I'll solve the problem in three steps:
(1) First I'll show that any connected graph $G$ with an even number, $2m$, of edges is the edge-disjoint union of $m$ trails of length 2.
(2) If $G$ is a graph with even number of edges and $2n$ vertices of odd degree, and the edges is an edge-disjoint union of trails, it is possible to successively concatenate trails until we are left with $n$ trails all starting and ending in odd degree vertices plus any number of circular trails.
(3) We can merge the circular trails with the $n$ linear trails so as to end up with only $n$ trails.
The reason $n\ge1$ is required is that for $n=0$, i.e. all vertices have even degree, step (3) will end with a single circular trail (an Euler path) with no linear trail to merge it to.
1: Splitting $G$ into 2-trails
Proof goes by induction (or descent): i.e. I reduce the graph to one or more graphs with a smaller number of edges.
Pick a vertex, $x$ of degree 2 or higher: one must exist, or $G$ would have two vertices and one edge only. Decompose $G$ into components $G_1,\ldots,G_k$ which correspond to the connected components after removing $x$ from $G$, but with the vertec $x$ and edges between $x$ and vertices of each $G_i$ included in $G_i$: i.e. two vertices are in the same component if the can be connected by a path not passing through $x$. Each edge of $G$ is then in exactly one of the $G_i$.
If there is only one component, we can pick any two edges at $x$, say $xy$ and $xz$ for vertices $y$ and $z$, form the 2-trail $yxz$ and subsequently remove these two from the graph. If this leaves $x$ with degree zero, we also remove $x$. The remaining graph is still connected and with even number of edges.
If all components have even number of edges, each of these have a smaller number of edges and so follow from the induction hypothesis.
If there are components with an odd number of edges, there must be an even number of these. Take any two of these, pick one edge $xy$ to one of them and one edge $xz$ to the other, form the 2-trail $yxz$ as before, then remove these two edges (and $x$ if left with degree 0). The two selected components may (or may not) get disconnected from the rest of the graph after removing these edges, but each connected component of $G$ after removing $yxz$ will have even number of edges and so be handled by the induction hypothesis.

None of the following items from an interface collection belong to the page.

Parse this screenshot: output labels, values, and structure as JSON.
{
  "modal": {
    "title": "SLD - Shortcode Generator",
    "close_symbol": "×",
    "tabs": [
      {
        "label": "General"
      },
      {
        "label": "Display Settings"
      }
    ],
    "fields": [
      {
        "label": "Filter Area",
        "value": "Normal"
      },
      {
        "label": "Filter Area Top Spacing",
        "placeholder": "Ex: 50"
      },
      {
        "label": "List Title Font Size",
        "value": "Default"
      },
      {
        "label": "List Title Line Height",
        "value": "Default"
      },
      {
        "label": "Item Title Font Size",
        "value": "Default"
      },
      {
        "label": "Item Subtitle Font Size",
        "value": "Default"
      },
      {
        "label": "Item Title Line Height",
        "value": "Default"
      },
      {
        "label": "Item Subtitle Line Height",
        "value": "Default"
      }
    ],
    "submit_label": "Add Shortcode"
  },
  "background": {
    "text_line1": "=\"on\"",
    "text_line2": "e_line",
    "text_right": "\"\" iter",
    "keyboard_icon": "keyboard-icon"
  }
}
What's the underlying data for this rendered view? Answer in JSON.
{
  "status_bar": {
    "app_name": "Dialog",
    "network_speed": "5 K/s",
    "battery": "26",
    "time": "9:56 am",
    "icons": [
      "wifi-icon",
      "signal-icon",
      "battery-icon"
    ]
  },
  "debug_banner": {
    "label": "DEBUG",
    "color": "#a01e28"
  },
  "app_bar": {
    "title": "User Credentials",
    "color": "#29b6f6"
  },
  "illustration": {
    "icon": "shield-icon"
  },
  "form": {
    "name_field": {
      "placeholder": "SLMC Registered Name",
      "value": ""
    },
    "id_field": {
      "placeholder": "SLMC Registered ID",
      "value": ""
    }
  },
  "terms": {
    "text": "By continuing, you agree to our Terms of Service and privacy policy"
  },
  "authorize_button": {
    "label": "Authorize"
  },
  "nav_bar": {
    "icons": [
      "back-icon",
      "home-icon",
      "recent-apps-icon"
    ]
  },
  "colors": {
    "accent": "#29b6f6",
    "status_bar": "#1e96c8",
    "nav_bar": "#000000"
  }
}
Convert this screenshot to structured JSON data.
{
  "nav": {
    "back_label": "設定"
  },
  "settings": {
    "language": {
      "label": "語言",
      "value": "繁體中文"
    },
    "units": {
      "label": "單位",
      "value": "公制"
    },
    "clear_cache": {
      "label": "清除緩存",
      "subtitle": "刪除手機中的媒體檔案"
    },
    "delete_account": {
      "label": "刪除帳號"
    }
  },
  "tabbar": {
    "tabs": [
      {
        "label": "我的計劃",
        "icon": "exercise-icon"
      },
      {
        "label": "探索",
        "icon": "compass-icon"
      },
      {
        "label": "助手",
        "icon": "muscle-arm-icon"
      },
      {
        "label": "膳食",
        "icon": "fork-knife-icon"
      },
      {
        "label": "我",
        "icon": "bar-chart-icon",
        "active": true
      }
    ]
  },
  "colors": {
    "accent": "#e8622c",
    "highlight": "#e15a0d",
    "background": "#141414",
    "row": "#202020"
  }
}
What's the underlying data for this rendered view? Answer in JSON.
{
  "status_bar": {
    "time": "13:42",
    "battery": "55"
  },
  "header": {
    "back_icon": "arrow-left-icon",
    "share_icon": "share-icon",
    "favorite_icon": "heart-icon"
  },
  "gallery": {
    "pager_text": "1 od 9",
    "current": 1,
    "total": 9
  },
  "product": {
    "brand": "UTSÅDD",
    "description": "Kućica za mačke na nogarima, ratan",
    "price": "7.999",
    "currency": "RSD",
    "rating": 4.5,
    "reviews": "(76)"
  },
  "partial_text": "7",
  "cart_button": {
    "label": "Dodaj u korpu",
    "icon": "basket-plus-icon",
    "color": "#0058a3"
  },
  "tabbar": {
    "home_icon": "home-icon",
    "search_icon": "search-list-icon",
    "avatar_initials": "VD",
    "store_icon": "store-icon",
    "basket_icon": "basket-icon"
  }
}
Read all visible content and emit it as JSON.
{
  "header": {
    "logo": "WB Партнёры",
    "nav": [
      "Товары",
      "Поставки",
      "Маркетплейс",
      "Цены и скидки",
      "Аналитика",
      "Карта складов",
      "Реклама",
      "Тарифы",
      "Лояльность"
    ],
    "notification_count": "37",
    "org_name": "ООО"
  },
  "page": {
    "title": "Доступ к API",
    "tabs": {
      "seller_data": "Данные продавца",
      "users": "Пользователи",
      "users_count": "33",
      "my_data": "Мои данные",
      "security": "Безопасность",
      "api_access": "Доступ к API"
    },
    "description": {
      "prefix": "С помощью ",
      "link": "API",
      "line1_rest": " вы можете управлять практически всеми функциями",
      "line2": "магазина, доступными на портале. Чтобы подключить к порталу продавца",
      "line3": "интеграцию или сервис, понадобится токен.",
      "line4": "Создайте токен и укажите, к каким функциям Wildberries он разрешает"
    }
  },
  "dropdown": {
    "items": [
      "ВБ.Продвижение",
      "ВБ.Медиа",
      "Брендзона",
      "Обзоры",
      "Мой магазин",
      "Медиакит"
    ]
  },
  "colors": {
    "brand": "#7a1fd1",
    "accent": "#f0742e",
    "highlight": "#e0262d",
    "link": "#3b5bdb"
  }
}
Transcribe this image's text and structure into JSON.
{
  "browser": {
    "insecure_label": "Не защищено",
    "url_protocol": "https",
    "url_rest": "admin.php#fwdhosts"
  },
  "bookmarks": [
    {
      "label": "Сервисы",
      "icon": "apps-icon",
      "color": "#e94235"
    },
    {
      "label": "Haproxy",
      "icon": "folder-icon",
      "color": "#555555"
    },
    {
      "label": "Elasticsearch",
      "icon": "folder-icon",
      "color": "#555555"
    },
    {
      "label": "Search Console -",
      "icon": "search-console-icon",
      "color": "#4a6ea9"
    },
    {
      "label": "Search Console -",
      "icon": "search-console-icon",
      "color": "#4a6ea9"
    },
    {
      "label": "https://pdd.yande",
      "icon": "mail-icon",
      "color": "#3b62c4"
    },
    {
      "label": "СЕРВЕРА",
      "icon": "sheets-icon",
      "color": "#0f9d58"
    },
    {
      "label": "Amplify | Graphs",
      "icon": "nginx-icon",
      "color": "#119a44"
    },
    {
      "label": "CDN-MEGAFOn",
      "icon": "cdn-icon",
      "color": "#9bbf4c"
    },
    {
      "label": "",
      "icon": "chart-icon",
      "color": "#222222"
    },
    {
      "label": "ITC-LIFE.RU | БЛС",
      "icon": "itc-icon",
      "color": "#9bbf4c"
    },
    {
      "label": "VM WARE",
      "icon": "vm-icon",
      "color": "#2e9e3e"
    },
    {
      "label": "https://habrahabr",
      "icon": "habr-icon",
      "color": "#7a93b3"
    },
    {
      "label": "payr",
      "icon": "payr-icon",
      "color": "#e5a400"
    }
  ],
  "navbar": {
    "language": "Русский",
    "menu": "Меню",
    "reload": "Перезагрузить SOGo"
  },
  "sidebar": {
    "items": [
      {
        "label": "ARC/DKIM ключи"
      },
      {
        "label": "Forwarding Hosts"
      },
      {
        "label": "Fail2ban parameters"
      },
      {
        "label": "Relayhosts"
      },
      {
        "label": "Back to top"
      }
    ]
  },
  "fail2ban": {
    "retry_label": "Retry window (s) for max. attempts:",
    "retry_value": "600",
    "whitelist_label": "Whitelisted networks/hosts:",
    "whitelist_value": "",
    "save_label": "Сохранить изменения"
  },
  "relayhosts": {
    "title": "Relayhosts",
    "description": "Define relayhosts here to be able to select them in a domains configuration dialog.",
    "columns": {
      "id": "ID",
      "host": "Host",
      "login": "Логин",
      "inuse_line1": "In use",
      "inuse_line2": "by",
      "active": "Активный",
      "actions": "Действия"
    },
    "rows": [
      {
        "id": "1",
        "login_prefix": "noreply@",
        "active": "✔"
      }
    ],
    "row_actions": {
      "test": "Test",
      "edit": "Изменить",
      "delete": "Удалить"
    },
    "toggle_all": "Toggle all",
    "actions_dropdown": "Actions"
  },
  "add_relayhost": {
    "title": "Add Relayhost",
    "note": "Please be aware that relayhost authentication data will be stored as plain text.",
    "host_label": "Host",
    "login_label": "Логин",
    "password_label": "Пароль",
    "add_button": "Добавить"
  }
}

This procedure (by induction or used iteratively) will reduce $G$ to a disjoint union of trails of length 2.
2: Join 2-paths into maximal paths
If at a vertex $x$ there are two trails that start/end there, join these two trails together. Do this iteratively until no more such cases exist. The only place trails can start/end will be at vertices of odd degree; conversely, at each vertex of odd degree, there must be exactly one trail starting/ending. Hence, we are left with $n$ trails starting/ending in the $2n$ vertices of odd degree, plus any number of circular trails.
Since we start with 2-trails, and the joining of two even length trails remain even, all trails (linear and circular) are of even length.
3: Merge circular trails with linear trails
Take any circular trail, $\omega$, from the set. There must be a vertex $x$ in $\omega$ through which another trail from the set passes which we denote $\gamma$: if not, $\omega$ must contain an entire connected component of $G$. Merge $\gamma$ and $\omega$ together at $x$ into a new trail, also of even length since both $\omega$ and $\gamma$ were. If $\gamma$ is linear, the merged trail is linear; if $\gamma$ is circular, the merged trail is circular. But in either case, the number of circular trails in the set is reduced by 1.
We repeate this step until there are no circular trails left. This requires $n>0$, otherwise we will be left with a single circular Euler path spanning the entire graph which we cannot get rid of.